One aspect of Prince Philip’s life in royalty which is often overlooked was his unwavering style. Refined, suitable and always British in character.
Last year, the Prince’s Duke of Edinburgh scheme published a checklist of ‘character-building’ areas for young kids, to help enrich and widen their lives.
One of the more inspirational pledges from this was point 22 – ‘dress for yourself, not others.’ And he’s right.
Over his career, Philip was a quietly dashing, well-dressed man. Occupying the rather awkward space between dressing well whilst also not upstaging his more famous wife in the process.
Yet his wardrobe, especially his tailoring, always had a proud nod to his military past. The Duke saw action in the Second World War aboard numerous ships, most notable HMS Wallace. Where he became the youngest first lieutenant of the Royal Navy at 21 years old.
An official birthday portrait of the Duke and Queen Elizabeth released in June 2020 showed him wearing a navy double-breasted suit with notch lapels and an unusual four-button-eight assortment on the front.
Complete with a white pocket square which loosely drapes over the right lapel. Whether this was a sign of the Duke’s ‘sprezzatura’ (An Italian tailoring word for deliberate imperfections in one’s outfit) or whether it showed his old age as he struggled to shove his pocket square down, isn’t clear.

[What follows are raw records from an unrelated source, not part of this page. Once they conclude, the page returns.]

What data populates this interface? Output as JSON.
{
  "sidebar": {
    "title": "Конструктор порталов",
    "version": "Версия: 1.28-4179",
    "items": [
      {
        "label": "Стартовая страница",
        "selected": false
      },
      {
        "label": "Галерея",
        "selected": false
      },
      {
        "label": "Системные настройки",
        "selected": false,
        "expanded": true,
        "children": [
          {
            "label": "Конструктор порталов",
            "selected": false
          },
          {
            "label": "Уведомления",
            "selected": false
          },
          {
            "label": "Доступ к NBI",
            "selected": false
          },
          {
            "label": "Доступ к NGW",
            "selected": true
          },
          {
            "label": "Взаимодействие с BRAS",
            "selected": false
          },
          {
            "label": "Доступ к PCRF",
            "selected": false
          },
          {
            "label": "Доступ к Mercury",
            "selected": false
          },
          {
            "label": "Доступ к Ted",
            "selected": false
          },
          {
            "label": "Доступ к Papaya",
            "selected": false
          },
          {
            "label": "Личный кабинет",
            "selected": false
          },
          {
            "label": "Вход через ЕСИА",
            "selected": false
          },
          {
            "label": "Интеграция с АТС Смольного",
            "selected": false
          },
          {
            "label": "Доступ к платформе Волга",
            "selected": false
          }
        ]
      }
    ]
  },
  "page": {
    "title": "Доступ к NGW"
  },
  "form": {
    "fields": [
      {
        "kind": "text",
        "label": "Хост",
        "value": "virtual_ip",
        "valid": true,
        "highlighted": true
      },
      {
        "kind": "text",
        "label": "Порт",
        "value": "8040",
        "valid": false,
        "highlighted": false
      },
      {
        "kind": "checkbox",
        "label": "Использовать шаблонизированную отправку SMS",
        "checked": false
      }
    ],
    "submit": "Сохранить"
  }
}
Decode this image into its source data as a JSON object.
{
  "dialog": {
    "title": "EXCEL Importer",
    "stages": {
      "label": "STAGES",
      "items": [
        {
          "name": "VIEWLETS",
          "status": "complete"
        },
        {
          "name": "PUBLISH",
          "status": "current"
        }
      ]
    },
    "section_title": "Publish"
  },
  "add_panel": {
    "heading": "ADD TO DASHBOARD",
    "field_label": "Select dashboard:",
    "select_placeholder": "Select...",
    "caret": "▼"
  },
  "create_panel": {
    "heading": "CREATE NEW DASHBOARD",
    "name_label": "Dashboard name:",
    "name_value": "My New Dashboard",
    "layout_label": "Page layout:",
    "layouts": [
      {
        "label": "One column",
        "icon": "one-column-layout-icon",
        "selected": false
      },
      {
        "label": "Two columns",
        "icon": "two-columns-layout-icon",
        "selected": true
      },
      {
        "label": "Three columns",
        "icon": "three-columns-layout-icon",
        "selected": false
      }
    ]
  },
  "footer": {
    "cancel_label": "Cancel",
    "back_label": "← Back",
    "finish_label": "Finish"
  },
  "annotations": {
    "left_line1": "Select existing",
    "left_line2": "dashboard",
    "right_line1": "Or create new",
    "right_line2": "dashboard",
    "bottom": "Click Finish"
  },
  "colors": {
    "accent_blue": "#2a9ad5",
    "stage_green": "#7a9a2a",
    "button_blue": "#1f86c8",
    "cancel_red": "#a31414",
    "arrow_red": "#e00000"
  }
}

The tie he wore in the portrait was a deep burgundy and navy striped tie. The colours of the Welsh Guard with whom the Prince held great respect for during his life.
A man of habits, much like the institution he was a part of, Prince Philip’s suiting was consistent and conservative.
One reason for this was his loyalty to his tailor. John Kent of Savile Row’s Kent and Haste house remained his suit maker for much of his life. Cutting the Prince’s suits in the finest British fabrics and cloths. According to Kent, Philip was particular of his suits and the way they were cut. He would also insist on the buttons of his two-button suits to belong to various Royal Navy branches. Again, a nod to Philip’s reverence to the British military.
Of course, Prince Philip would always look comfortable and at ease in his tailoring. An important distinction.
Out in the country, the shirt and tie stayed on, naturally. One shot from 1974 sees him leaning against a Land Rover, wearing a brown tweed sports jacket, cut loosely. His pleated trousers a slightly lighter shade of brown. The obsessive of you will also notice the rather lovely lapel roll of his button-down shirt. His characteristic oval sunglasses finishing off the outfit superbly.
The brown ensemble and nonchalant lean reminds me of the iconic shot of Sean Connery, god of classical menswear, with his DB5 in the Swiss Alps. Or am I getting ahead of myself?
Of course, as British royalty, he would be expected to champion British brands. Whether that be John Lobb shoes, Gieves and Hawkes shirts or the jackets of South-Shields based Barbour. A brand that has been awarded three royal warrants in its 127-year history.
Much like Edward VIII and a young Prince Charles, Prince Philip earns admission to the small group of royals who could dress well and were conscious of this fact. Whose outfits transcended the well-to-do dinner parties and regal pleasantries, to instead fill the pages of style journals and publications.
In a career of controversial chapters, Prince Philip’s wardrobe was one place that thankfully lacked faults.Embed from Getty Images
Main photo credit: Joe Lane